Radiofrequency treatments for Spinal Pain

Summary

Radiofrequency treatments for Spinal Pain

Thermal radiofrequency (also known as radiofrequency ablation and radiofrequency neurotomy) are procedures that destroy the functionality of the nerve using radiofrequency energy. The physician uses x-ray guidance (fluoroscopy) to direct a special (radiofrequency) needle alongside the medial or lateral branch nerves. The targeted nerves will then be numbed to minimize pain while the lesion is being created. The radiofrequency waves are introduced to heat the tip of the needle and a heat lesion is created on the nerve to disrupt the nerve's ability to send pain signals. The procedure is performed under light sedation and normally last between 30 and 90 minutes.

Pulsed Radiofrequency is a technique used for creating a carefully controlled electrical field around an electrode. This electrode is usually built into the shape and size of a needle and is again performed under fluoroscopy. The word “pulsed” means this technique applies energy to the electrode intermittently and is generally used when other methods have failed. It is performed under light sedation and a local anaesthetic. 2 hours should be allowed for the procedure from start to finish.

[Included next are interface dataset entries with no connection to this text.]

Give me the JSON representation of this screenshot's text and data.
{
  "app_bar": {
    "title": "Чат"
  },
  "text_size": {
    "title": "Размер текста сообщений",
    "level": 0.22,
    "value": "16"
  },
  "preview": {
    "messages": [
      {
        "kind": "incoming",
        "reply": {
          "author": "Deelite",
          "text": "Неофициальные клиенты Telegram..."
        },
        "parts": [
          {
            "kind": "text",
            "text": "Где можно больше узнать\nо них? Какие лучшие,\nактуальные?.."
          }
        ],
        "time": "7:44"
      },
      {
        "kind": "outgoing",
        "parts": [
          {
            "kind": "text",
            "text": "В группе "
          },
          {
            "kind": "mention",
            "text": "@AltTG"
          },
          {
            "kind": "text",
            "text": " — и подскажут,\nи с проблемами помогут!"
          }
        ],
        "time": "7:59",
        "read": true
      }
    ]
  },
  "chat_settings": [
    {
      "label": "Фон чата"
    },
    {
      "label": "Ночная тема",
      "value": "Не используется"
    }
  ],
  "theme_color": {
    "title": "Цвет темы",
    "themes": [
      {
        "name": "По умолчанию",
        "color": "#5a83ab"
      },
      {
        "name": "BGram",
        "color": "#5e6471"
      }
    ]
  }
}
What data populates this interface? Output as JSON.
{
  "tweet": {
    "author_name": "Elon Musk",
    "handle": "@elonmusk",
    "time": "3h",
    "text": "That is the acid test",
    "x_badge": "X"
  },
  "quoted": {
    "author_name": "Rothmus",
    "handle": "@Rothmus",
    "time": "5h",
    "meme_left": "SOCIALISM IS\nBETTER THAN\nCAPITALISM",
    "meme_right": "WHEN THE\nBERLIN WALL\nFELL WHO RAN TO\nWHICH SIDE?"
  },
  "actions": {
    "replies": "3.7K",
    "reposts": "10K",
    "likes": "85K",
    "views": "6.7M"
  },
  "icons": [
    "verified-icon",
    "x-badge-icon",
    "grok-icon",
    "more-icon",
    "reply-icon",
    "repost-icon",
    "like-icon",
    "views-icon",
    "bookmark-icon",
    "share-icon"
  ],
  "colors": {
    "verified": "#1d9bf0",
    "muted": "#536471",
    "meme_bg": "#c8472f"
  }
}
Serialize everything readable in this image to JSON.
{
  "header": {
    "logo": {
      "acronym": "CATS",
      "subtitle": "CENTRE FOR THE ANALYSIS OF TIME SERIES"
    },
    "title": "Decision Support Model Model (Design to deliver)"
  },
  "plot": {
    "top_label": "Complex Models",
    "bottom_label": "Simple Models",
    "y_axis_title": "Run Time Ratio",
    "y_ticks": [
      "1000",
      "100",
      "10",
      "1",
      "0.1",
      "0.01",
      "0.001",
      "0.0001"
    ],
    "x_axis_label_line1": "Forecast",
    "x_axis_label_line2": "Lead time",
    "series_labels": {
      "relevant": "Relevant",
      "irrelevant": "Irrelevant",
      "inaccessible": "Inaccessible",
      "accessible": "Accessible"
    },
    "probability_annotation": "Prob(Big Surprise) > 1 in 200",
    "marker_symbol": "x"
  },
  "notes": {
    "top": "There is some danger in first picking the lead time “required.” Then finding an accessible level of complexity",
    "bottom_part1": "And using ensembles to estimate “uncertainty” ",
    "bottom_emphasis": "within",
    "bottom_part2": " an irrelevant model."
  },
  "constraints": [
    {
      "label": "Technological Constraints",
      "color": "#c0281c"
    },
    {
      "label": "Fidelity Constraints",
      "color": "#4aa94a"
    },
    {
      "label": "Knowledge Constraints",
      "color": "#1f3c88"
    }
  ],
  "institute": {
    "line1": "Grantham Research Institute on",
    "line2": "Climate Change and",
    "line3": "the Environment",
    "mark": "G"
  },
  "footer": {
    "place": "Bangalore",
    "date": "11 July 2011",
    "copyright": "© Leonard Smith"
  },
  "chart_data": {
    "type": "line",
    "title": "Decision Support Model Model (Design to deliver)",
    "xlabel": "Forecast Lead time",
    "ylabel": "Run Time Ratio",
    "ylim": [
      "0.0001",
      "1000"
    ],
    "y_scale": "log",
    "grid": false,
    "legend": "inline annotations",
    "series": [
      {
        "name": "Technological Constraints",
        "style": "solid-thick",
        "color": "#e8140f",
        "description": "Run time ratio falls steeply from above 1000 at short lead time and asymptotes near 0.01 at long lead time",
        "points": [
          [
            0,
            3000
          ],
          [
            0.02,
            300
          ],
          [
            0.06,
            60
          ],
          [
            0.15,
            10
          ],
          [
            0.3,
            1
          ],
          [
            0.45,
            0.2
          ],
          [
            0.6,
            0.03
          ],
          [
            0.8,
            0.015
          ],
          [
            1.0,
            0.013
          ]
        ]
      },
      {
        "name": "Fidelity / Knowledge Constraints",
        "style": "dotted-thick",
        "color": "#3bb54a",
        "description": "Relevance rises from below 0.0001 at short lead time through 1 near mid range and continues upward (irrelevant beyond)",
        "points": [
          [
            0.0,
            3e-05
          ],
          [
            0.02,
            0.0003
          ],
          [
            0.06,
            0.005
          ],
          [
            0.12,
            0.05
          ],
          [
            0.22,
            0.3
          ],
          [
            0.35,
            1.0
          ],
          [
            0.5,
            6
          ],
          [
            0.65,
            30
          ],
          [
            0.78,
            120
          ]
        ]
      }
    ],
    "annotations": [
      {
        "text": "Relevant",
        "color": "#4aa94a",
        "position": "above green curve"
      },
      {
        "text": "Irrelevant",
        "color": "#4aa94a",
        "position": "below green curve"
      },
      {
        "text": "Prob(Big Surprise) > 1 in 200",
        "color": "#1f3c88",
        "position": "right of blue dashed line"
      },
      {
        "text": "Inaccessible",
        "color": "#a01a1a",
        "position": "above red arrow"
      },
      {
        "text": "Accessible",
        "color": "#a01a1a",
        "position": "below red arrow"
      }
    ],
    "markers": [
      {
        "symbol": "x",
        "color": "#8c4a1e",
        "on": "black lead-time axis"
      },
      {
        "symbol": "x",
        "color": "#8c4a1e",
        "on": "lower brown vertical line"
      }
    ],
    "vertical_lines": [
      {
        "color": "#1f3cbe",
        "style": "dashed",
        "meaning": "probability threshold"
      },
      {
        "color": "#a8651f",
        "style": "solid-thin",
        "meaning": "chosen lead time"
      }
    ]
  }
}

Guide to going private

Guide to going private

20 page PDF guide to "going private" for insured and self-paying patients.

  • Advice on choosing a doctor and hospital
  • Checklist for comparing providers
  • Understanding prices

Download >

Get a quote

Get a quote

Submit a request for further information, a quotation or indicative cost for private UK treatment.

  • Your enquiry will be forwarded to up to 3 private healthcare providers
  • They will respond directly with further information

Get a quote >

Features

Latest news

Andrew Goldberg was featured on Radio 4's 'Inside Health' in 2014.

Val Cornwall was diagnosed with osteoarthritis which meant that the cartilage between her toe and...

30,000 people are diagnosed with ankle arthritis annually

Find a ...

Advertisement
Advertisement